I was surprised at how much of the route I remembered. The journey starts with a gentle stroll through a valley with stiles and sheep. Things get serious with Jacob’s Ladder, a steep stairway onto the hills. The name of these stairs is a biblical allusion, named after Jacob Marshall, who cut the steps in the 18th century. This was apparently an important packhorse route, and there are two routes up the hill, with a shallow path for horses and the steeper steps for the drivers.
This was the first long hike I’d done in some time, and it took time to settle down – my muscles felt odd and kept pulling, and my equipment did not set right. The rucksack was too heavy, and my clothing was not keeping the wind out.
After the ascent, the route has some beautiful views as it heads towards to the waterfall at Kinder Downfall before heading into some beautiful wild country.
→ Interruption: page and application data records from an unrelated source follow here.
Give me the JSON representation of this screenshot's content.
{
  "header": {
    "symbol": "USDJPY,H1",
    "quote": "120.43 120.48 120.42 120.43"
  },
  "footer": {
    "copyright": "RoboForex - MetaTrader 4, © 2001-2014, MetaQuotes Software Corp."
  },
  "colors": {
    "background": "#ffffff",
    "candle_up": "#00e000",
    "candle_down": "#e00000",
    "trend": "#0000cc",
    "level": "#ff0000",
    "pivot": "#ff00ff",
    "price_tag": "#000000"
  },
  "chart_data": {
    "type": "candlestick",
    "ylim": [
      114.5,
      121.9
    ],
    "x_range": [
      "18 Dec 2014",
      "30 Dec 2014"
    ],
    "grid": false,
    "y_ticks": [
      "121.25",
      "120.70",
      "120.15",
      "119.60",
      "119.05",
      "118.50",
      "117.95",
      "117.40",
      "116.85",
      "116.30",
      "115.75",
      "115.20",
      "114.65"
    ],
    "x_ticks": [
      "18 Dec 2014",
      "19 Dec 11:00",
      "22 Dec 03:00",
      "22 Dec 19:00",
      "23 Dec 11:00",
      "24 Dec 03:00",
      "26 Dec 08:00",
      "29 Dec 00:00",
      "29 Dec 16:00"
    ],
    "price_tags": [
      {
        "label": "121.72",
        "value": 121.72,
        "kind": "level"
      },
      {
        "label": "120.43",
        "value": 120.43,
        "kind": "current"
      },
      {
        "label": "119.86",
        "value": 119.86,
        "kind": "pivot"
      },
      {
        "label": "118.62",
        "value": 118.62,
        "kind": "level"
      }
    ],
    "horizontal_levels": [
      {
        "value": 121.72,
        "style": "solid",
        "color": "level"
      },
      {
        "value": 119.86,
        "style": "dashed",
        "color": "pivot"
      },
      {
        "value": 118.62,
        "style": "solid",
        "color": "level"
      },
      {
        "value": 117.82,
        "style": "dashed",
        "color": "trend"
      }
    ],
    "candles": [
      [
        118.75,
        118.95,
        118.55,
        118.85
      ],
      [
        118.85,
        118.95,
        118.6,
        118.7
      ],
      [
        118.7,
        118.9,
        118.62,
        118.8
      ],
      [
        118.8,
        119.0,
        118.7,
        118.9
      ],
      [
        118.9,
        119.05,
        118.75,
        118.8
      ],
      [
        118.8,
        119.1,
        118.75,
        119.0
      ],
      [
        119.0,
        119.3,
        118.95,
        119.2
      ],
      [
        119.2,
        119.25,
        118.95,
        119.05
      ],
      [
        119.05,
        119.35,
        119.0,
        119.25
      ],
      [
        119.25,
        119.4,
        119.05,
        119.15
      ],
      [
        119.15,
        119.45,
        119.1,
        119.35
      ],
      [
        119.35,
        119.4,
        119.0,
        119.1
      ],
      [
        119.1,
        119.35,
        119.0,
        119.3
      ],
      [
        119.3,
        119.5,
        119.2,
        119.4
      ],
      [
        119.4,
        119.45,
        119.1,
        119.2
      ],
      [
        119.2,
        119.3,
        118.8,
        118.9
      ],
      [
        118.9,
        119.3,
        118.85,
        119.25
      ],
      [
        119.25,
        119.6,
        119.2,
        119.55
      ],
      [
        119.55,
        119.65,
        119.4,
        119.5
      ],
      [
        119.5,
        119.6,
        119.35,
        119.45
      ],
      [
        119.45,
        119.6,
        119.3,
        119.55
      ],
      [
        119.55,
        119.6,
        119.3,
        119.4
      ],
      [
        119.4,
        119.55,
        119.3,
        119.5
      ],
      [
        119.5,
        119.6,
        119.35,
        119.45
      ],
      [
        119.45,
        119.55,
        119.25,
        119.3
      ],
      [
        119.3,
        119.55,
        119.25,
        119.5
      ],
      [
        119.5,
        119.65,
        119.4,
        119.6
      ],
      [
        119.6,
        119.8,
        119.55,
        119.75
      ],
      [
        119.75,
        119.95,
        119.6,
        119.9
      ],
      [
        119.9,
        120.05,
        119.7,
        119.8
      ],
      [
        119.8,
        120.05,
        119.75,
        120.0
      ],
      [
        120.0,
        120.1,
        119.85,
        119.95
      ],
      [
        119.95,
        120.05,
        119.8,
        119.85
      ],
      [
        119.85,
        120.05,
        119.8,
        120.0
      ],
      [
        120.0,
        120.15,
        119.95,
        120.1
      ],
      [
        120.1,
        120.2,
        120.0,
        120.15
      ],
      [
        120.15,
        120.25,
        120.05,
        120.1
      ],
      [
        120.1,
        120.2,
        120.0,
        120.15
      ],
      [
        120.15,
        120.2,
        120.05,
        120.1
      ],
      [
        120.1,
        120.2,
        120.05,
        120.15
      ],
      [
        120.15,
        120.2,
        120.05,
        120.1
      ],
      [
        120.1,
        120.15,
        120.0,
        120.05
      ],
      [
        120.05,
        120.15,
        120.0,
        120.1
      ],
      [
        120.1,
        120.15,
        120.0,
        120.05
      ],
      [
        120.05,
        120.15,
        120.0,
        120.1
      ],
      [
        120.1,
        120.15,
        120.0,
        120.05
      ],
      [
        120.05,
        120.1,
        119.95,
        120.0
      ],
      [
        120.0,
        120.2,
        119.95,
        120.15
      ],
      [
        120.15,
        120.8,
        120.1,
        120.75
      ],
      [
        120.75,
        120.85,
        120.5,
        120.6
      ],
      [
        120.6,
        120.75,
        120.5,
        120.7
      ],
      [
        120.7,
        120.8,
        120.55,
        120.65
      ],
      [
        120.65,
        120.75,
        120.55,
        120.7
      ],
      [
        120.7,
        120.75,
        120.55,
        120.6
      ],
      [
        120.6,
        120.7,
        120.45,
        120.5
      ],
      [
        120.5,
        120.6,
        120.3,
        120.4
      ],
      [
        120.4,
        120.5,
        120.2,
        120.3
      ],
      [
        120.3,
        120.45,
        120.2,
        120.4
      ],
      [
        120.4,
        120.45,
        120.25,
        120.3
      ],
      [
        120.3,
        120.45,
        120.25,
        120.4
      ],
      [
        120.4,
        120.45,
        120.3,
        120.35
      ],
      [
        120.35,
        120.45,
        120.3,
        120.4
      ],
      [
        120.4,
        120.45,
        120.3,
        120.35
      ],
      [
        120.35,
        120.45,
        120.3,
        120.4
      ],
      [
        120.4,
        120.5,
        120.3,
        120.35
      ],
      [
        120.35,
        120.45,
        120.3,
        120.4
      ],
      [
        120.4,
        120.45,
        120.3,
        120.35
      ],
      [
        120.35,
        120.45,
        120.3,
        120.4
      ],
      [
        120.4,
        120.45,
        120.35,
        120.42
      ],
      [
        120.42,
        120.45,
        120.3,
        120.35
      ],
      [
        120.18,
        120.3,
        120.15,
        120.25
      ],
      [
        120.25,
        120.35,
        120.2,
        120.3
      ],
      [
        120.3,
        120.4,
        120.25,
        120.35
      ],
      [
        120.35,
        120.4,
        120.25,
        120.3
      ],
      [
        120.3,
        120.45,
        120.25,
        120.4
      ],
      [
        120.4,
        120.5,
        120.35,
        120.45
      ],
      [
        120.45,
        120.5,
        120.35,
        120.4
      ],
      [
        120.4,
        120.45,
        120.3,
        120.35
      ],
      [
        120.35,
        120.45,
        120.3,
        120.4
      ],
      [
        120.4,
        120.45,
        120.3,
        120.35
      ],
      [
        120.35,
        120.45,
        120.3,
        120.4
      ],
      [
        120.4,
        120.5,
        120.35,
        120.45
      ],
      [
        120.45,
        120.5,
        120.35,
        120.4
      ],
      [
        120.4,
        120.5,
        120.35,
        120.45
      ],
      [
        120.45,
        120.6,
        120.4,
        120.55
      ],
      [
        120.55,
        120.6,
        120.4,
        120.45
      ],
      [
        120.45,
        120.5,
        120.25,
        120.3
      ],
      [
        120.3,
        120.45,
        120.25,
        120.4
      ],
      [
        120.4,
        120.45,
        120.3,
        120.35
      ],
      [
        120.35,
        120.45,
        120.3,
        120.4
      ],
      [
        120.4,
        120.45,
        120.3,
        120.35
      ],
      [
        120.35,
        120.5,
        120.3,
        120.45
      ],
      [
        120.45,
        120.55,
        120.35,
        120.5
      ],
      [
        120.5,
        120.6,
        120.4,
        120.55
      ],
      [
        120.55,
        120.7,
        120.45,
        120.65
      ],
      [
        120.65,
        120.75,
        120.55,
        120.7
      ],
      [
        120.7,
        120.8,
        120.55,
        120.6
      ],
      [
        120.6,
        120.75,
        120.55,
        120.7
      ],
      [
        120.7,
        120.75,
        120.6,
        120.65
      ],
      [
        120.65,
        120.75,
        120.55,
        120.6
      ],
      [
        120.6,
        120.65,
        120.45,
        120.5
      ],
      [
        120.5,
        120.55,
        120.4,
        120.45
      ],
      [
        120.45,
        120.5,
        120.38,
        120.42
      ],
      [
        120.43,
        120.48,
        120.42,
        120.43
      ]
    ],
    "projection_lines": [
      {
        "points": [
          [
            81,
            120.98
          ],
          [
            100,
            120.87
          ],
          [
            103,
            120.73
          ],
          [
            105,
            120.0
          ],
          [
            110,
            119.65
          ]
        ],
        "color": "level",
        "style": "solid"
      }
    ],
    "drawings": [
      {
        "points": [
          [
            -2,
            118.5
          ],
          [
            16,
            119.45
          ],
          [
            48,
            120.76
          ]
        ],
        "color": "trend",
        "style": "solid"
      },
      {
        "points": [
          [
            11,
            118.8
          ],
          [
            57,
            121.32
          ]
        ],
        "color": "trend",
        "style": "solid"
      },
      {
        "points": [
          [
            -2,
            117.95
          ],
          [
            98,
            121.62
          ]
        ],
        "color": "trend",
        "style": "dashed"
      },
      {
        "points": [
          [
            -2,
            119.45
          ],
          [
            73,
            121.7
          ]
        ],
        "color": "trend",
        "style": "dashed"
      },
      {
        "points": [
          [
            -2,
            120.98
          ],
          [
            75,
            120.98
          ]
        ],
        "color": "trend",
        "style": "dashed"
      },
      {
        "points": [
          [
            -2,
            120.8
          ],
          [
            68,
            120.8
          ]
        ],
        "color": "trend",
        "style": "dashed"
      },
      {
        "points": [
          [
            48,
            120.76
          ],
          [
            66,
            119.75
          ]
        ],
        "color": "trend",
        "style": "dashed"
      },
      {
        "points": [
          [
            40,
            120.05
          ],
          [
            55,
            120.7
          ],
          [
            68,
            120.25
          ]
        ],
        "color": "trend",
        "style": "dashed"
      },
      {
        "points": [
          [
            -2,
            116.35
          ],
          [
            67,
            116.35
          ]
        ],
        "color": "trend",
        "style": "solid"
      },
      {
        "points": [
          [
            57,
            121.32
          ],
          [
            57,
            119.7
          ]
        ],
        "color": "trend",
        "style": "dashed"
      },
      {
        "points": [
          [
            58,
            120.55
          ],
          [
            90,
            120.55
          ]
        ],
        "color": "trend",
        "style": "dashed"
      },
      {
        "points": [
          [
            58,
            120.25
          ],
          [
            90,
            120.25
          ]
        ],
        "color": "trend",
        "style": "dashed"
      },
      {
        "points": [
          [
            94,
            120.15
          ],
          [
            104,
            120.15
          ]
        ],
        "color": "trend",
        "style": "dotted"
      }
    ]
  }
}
The Pennine Way was designed to start near Kinder Scout to mark the trespass, and the pathway opened on the event’s anniversary. The route has been diverted since its early days, and has been improved by the addition of stone slabs, which apparently came from demolished mills. This first day on the trail was fierce in the early days, with stories of people falling into bogs up to their waist. Even with the stones, it’s still possible to get one’s feet wet passing through the sunken sections. People sometimes say that the flagstones have ruined the Pennine Way experience, but many people would give up after this first day.
There is a long moorland section until the A57 Snake Pass where the route became busy with people visiting the Bleaklow crash site. The Pennine Way drifted off through the sunken gully of Devil’s Dike. I kept track of the path using Google Maps, which traces much of the Pennine Way (with a guidebook and OS map in reserve in case I couldn’t get signal).
I was very lucky with the weather, but the ground was slippy and gloopy with mud, making it hard to keep my footing at times. I passed Bleaklow Head and the entered the day’s final section, following the path on the hillside of Clough Edge, with views of Torside Reservoir, the day’s end point.
One of the big problems with the Pennine Way is a lack of accommodation. There is a campsite at Crowden, but the Old House at Torside (where I stayed last time) closed after the pandemic. There are options for accommodation in Glossop, but this is some way off the trail. The single bus-route to Glossop is very unreliable, meaning that you will need a taxi. I was fortunate that a colleague had offered to pick me up and take me into town.
But, overall, the first day of the Pennine Way is a great day’s walking – although I imagine it would feel different in poor weather. More than anything I love how the path stretches out into the distance, sometimes wide, sometimes so thin it almost disappears. Sometimes I would drift off the ‘official’ path a short distance, but I don’t think that matters. The important thing is the path leading forwards.
I previously walked this section in May 2017 – see my post Pennine Way – Day 1.